At one point along our armchair journey, I said to myself, “Wow, I don’t feel so great,” –just like sometimes when I am with Ed, my husband, in the airplane. I actually got motion sickness having plastered my face right up to the screen to see every moving detail!

A few deep breathing exercises put the feeling off, but next time I’ll take my Dramamine!

Google Earth image at the northern reaches of what was Ten Mile Creek in St Lucie County. Algae in agriculture canals is very visible.
Google Earth image at the northern reaches of what was Ten Mile Creek in St Lucie County. Algae in agriculture canals is very visible.

This flight, as the others you may have experienced on my blog with Todd, is amazing. It allows one to really see what the lands were originally like and how they have been developed as residential homes and endless agriculture fields.

Towards the end of the video, you can even see algae growing in the agriculture canals, off of Ten Mile Creek, St Lucie County–“bright green,” for all to see on Google Earth.
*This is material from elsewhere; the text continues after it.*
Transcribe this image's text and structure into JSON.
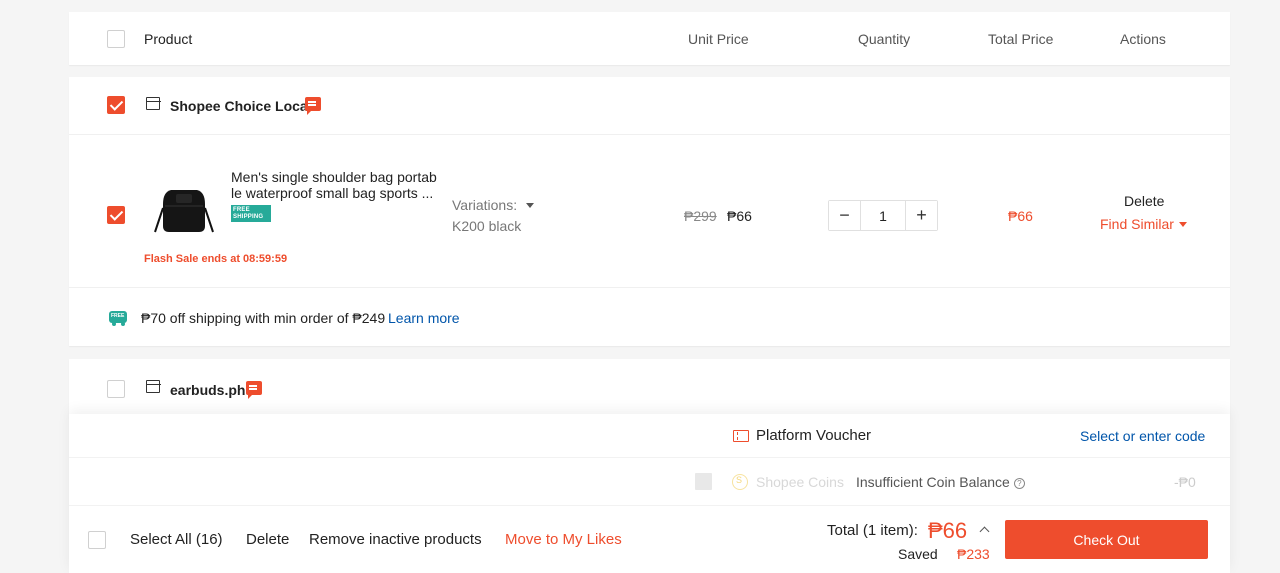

I have witnessed these green canals too from an airplane.

Due to drainage canals— leading to drainage canals—leading to drainage canals, this water from the ag fields, and from all of our yards, ends up in the now sickly St Lucie River. This problem is exacerbated by ACOE/SFWMD releases from Lake Okeechobee and the basin area of C-44 in Southern Martin County. These canals and the expanded engineered runoff from the lands is what is killing our river.

It is my hope that with visuals like the video above, future generations will find a way, and want to be a part of a new water and land management generation “seeing” how to improve St Lucie River/Indian River Lagoon. Our generation seems stuck in a quagmire….
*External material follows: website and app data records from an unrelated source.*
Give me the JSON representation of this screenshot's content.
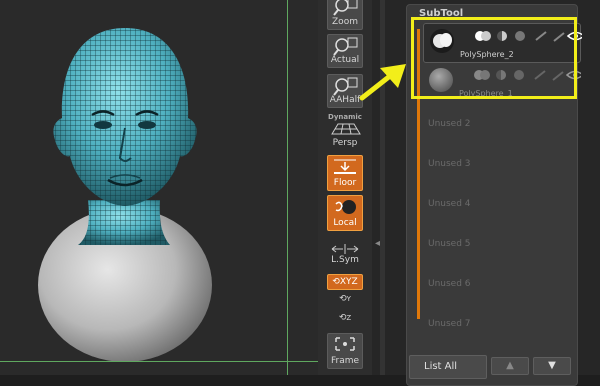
{
  "toolbar": {
    "zoom_label": "Zoom",
    "actual_label": "Actual",
    "aahalf_label": "AAHalf",
    "dynamic_label": "Dynamic",
    "persp_label": "Persp",
    "floor_label": "Floor",
    "local_label": "Local",
    "lsym_label": "L.Sym",
    "xyz_label": "XYZ",
    "y_label": "Y",
    "z_label": "Z",
    "frame_label": "Frame"
  },
  "subtool": {
    "title": "SubTool",
    "items": [
      {
        "name": "PolySphere_2",
        "selected": true
      },
      {
        "name": "PolySphere_1",
        "selected": false
      }
    ],
    "unused": [
      "Unused 2",
      "Unused 3",
      "Unused 4",
      "Unused 5",
      "Unused 6",
      "Unused 7"
    ],
    "list_all_label": "List All"
  },
  "colors": {
    "highlight": "#f2ee1a",
    "accent_orange": "#d2691e",
    "mesh": "#4fb0c0"
  }
}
Like they say: “seeing is believing,” and seeing provides insight for change. 

*Thank you to my brother Todd, for this incredible journey using overlays of aerial photographs taken in 1958 by the United States Government, and marrying these aerials over images from today’s Google Earth. (http://thurlowpa.com)

 

Northern reaches of North Fork of St Lucie River, Ten Mile Creek in St Lucie County, 1958.
Northern reaches of the North Fork of St Lucie River, Ten Mile Creek in St Lucie County, 1958. Wetlands showing multiple small ponds are visible. These lands were drained in the 1950s by canals C-24, and further south C-23 and further north by C-25. These canals were part of the USACOE  and SFWMD’s effort for more flood control and to expand agriculture and development: These canals are part of the Central and South Florida Flood Control Project of the 1950s which allowed more non flooding development and agriculture, but also destroyed our valuable south Florida waterways.

DEP: C-24 as part of the Central and Southern Flood Control Project 1950s:(http://www.dep.state.fl.us/southeast/ecosum/ecosums/c24.pdf)
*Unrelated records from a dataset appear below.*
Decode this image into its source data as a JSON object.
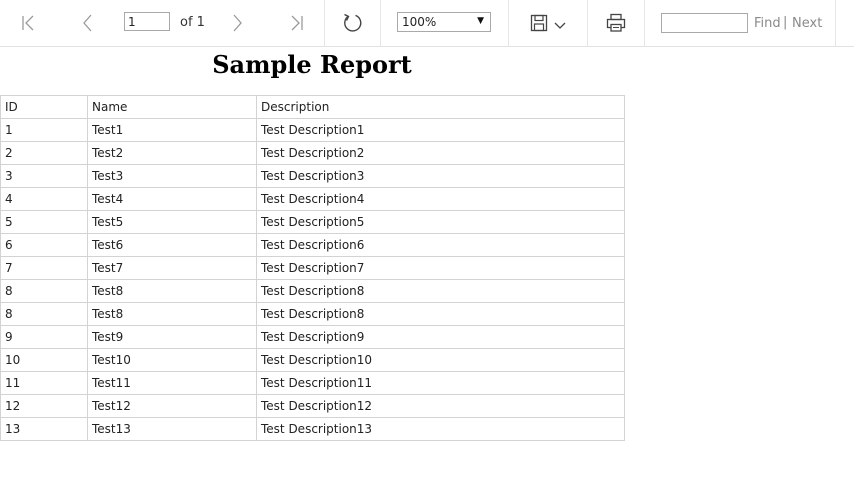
{
  "toolbar": {
    "page_current": "1",
    "page_of": "of 1",
    "zoom": "100%",
    "find_label": "Find",
    "find_separator": "|",
    "next_label": "Next"
  },
  "report": {
    "title": "Sample Report",
    "columns": [
      "ID",
      "Name",
      "Description"
    ],
    "rows": [
      [
        "1",
        "Test1",
        "Test Description1"
      ],
      [
        "2",
        "Test2",
        "Test Description2"
      ],
      [
        "3",
        "Test3",
        "Test Description3"
      ],
      [
        "4",
        "Test4",
        "Test Description4"
      ],
      [
        "5",
        "Test5",
        "Test Description5"
      ],
      [
        "6",
        "Test6",
        "Test Description6"
      ],
      [
        "7",
        "Test7",
        "Test Description7"
      ],
      [
        "8",
        "Test8",
        "Test Description8"
      ],
      [
        "8",
        "Test8",
        "Test Description8"
      ],
      [
        "9",
        "Test9",
        "Test Description9"
      ],
      [
        "10",
        "Test10",
        "Test Description10"
      ],
      [
        "11",
        "Test11",
        "Test Description11"
      ],
      [
        "12",
        "Test12",
        "Test Description12"
      ],
      [
        "13",
        "Test13",
        "Test Description13"
      ]
    ]
  }
}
*The yellow lines are today’s roads for reference; 91 is the Florida Turnpike built in the 50s and 60s.